» **EXERCISE INPUTS**
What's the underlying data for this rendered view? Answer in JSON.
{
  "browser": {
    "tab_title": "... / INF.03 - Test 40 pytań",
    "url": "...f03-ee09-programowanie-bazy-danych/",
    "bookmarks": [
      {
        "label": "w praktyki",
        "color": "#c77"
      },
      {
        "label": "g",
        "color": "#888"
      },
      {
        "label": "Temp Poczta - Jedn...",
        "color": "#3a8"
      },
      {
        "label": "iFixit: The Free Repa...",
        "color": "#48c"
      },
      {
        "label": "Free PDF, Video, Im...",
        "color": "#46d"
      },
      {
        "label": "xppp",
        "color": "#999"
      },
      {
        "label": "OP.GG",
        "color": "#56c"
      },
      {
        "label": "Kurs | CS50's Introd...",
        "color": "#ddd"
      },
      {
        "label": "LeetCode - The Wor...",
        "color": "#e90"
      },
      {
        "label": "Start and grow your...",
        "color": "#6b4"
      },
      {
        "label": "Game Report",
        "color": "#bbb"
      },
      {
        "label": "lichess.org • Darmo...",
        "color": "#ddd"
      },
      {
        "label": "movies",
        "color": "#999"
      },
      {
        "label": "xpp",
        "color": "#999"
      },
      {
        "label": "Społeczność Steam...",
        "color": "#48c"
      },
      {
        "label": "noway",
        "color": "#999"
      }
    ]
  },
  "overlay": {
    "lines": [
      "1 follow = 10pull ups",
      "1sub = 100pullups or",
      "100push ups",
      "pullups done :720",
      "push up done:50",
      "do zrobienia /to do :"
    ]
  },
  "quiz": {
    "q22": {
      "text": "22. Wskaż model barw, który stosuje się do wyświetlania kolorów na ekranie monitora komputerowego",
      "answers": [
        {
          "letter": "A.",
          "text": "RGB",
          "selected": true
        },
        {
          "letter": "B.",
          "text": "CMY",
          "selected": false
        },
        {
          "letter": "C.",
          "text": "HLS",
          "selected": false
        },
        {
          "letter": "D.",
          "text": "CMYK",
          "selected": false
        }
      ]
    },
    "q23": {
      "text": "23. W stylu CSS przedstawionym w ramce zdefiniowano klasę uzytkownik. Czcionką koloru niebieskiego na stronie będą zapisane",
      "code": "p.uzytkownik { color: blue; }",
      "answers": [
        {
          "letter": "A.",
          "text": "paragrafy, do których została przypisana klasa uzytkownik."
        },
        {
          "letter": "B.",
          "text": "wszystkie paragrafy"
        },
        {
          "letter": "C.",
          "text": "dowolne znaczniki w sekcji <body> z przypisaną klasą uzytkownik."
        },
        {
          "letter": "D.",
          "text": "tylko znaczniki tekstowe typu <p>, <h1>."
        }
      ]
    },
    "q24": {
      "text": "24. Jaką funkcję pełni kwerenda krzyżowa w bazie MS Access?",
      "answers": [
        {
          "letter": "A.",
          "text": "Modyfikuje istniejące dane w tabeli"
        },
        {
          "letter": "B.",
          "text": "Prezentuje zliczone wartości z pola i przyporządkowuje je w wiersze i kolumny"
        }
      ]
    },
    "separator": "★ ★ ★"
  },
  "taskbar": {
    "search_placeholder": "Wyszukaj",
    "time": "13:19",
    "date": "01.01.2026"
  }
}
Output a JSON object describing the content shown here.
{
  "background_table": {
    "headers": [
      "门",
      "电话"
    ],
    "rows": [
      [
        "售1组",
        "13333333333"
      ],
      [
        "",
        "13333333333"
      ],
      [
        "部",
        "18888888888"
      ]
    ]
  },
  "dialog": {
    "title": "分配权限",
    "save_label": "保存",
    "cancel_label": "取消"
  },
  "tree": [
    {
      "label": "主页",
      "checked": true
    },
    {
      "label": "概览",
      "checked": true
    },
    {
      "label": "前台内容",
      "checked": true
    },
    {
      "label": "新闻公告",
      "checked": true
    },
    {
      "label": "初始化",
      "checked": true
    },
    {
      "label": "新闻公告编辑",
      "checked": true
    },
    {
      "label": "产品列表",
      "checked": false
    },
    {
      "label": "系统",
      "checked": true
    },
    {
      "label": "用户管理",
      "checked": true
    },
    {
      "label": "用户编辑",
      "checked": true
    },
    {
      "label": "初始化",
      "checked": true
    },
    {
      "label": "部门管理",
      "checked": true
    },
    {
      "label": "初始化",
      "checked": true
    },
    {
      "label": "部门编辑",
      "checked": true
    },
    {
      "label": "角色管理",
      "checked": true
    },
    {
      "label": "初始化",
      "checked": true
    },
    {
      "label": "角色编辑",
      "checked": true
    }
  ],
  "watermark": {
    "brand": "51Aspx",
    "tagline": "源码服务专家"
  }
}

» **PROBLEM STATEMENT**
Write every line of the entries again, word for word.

» **TASK OUTPUT**
What's the underlying data for this rendered view? Answer in JSON.
{
  "browser": {
    "tab_title": "... / INF.03 - Test 40 pytań",
    "url": "...f03-ee09-programowanie-bazy-danych/",
    "bookmarks": [
      {
        "label": "w praktyki",
        "color": "#c77"
      },
      {
        "label": "g",
        "color": "#888"
      },
      {
        "label": "Temp Poczta - Jedn...",
        "color": "#3a8"
      },
      {
        "label": "iFixit: The Free Repa...",
        "color": "#48c"
      },
      {
        "label": "Free PDF, Video, Im...",
        "color": "#46d"
      },
      {
        "label": "xppp",
        "color": "#999"
      },
      {
        "label": "OP.GG",
        "color": "#56c"
      },
      {
        "label": "Kurs | CS50's Introd...",
        "color": "#ddd"
      },
      {
        "label": "LeetCode - The Wor...",
        "color": "#e90"
      },
      {
        "label": "Start and grow your...",
        "color": "#6b4"
      },
      {
        "label": "Game Report",
        "color": "#bbb"
      },
      {
        "label": "lichess.org • Darmo...",
        "color": "#ddd"
      },
      {
        "label": "movies",
        "color": "#999"
      },
      {
        "label": "xpp",
        "color": "#999"
      },
      {
        "label": "Społeczność Steam...",
        "color": "#48c"
      },
      {
        "label": "noway",
        "color": "#999"
      }
    ]
  },
  "overlay": {
    "lines": [
      "1 follow = 10pull ups",
      "1sub = 100pullups or",
      "100push ups",
      "pullups done :720",
      "push up done:50",
      "do zrobienia /to do :"
    ]
  },
  "quiz": {
    "q22": {
      "text": "22. Wskaż model barw, który stosuje się do wyświetlania kolorów na ekranie monitora komputerowego",
      "answers": [
        {
          "letter": "A.",
          "text": "RGB",
          "selected": true
        },
        {
          "letter": "B.",
          "text": "CMY",
          "selected": false
        },
        {
          "letter": "C.",
          "text": "HLS",
          "selected": false
        },
        {
          "letter": "D.",
          "text": "CMYK",
          "selected": false
        }
      ]
    },
    "q23": {
      "text": "23. W stylu CSS przedstawionym w ramce zdefiniowano klasę uzytkownik. Czcionką koloru niebieskiego na stronie będą zapisane",
      "code": "p.uzytkownik { color: blue; }",
      "answers": [
        {
          "letter": "A.",
          "text": "paragrafy, do których została przypisana klasa uzytkownik."
        },
        {
          "letter": "B.",
          "text": "wszystkie paragrafy"
        },
        {
          "letter": "C.",
          "text": "dowolne znaczniki w sekcji <body> z przypisaną klasą uzytkownik."
        },
        {
          "letter": "D.",
          "text": "tylko znaczniki tekstowe typu <p>, <h1>."
        }
      ]
    },
    "q24": {
      "text": "24. Jaką funkcję pełni kwerenda krzyżowa w bazie MS Access?",
      "answers": [
        {
          "letter": "A.",
          "text": "Modyfikuje istniejące dane w tabeli"
        },
        {
          "letter": "B.",
          "text": "Prezentuje zliczone wartości z pola i przyporządkowuje je w wiersze i kolumny"
        }
      ]
    },
    "separator": "★ ★ ★"
  },
  "taskbar": {
    "search_placeholder": "Wyszukaj",
    "time": "13:19",
    "date": "01.01.2026"
  }
}
Output a JSON object describing the content shown here.
{
  "background_table": {
    "headers": [
      "门",
      "电话"
    ],
    "rows": [
      [
        "售1组",
        "13333333333"
      ],
      [
        "",
        "13333333333"
      ],
      [
        "部",
        "18888888888"
      ]
    ]
  },
  "dialog": {
    "title": "分配权限",
    "save_label": "保存",
    "cancel_label": "取消"
  },
  "tree": [
    {
      "label": "主页",
      "checked": true
    },
    {
      "label": "概览",
      "checked": true
    },
    {
      "label": "前台内容",
      "checked": true
    },
    {
      "label": "新闻公告",
      "checked": true
    },
    {
      "label": "初始化",
      "checked": true
    },
    {
      "label": "新闻公告编辑",
      "checked": true
    },
    {
      "label": "产品列表",
      "checked": false
    },
    {
      "label": "系统",
      "checked": true
    },
    {
      "label": "用户管理",
      "checked": true
    },
    {
      "label": "用户编辑",
      "checked": true
    },
    {
      "label": "初始化",
      "checked": true
    },
    {
      "label": "部门管理",
      "checked": true
    },
    {
      "label": "初始化",
      "checked": true
    },
    {
      "label": "部门编辑",
      "checked": true
    },
    {
      "label": "角色管理",
      "checked": true
    },
    {
      "label": "初始化",
      "checked": true
    },
    {
      "label": "角色编辑",
      "checked": true
    }
  ],
  "watermark": {
    "brand": "51Aspx",
    "tagline": "源码服务专家"
  }
}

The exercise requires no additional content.